What it is:
Euro LIBOR is the interest rate at which banks borrow euros from other banks in the London interbank market.
How it works/Example:
Euro LIBOR is essentially LIBOR denominated in Euros. The Euro LIBOR is also somewhat similar to the Federal funds rate in the U.S.
LIBOR is an acronym that stands for London Interbank Offer Rate.
The Euro LIBOR is an average of interbank deposit rates offered by members of the British Bankers Association (BBA). The lending rate is set by 16 of the world's most creditworthy banks and fluctuates throughout the day.
The posted Euro LIBOR rate is available to the public through the BBA. It is often used as a basis for large Eurodollar loans made to less creditworthy corporations and governments.

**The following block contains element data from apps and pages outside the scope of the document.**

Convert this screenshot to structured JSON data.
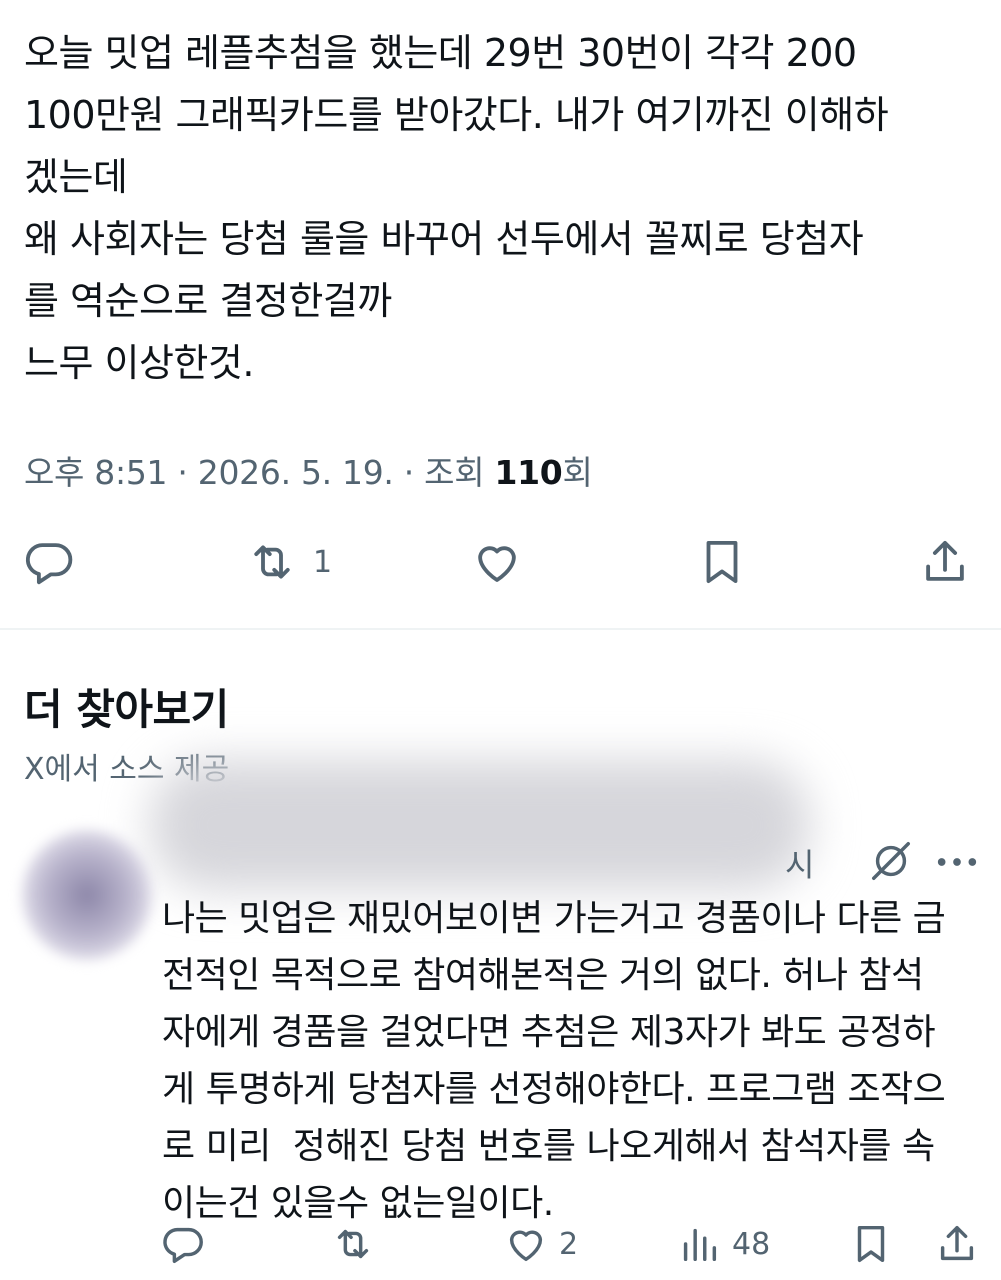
{
  "post": {
    "text": "오늘 밋업 레플추첨을 했는데 29번 30번이 각각 200\n100만원 그래픽카드를 받아갔다. 내가 여기까진 이해하\n겠는데\n왜 사회자는 당첨 룰을 바꾸어 선두에서 꼴찌로 당첨자\n를 역순으로 결정한걸까\n느무 이상한것.",
    "time": "오후 8:51 · 2026. 5. 19. · 조회 ",
    "views": "110",
    "views_suffix": "회",
    "retweet_count": "1"
  },
  "actions": {
    "reply_icon": "reply-icon",
    "retweet_icon": "retweet-icon",
    "like_icon": "heart-icon",
    "bookmark_icon": "bookmark-icon",
    "share_icon": "share-icon"
  },
  "more_section": {
    "title": "더 찾아보기",
    "subtitle": "X에서 소스 제공"
  },
  "reply": {
    "time": "시",
    "text": "나는 밋업은 재밌어보이변 가는거고 경품이나 다른 금\n전적인 목적으로 참여해본적은 거의 없다. 허나 참석\n자에게 경품을 걸었다면 추첨은 제3자가 봐도 공정하\n게 투명하게 당첨자를 선정해야한다. 프로그램 조작으\n로 미리  정해진 당첨 번호를 나오게해서 참석자를 속\n이는건 있을수 없는일이다.",
    "like_count": "2",
    "view_count": "48"
  },
  "colors": {
    "text": "#0f1419",
    "muted": "#536471",
    "divider": "#eff3f4"
  }
}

For example, a country looking to borrow euros from a bank that is a member of the London interbank market may be granted a loan with an interest rate of 1% point above the Euro LIBOR.
Why it matters:
Euro LIBOR is essential to helping banks maintain liquidity requirements because they are able to borrow from other banks that have surpluses on hand quickly.
The Euro LIBOR offers a widely circulated reference rate for various financial instruments such as forward rate agreements, interest rate swaps, and inflation swaps that are denominated in euros.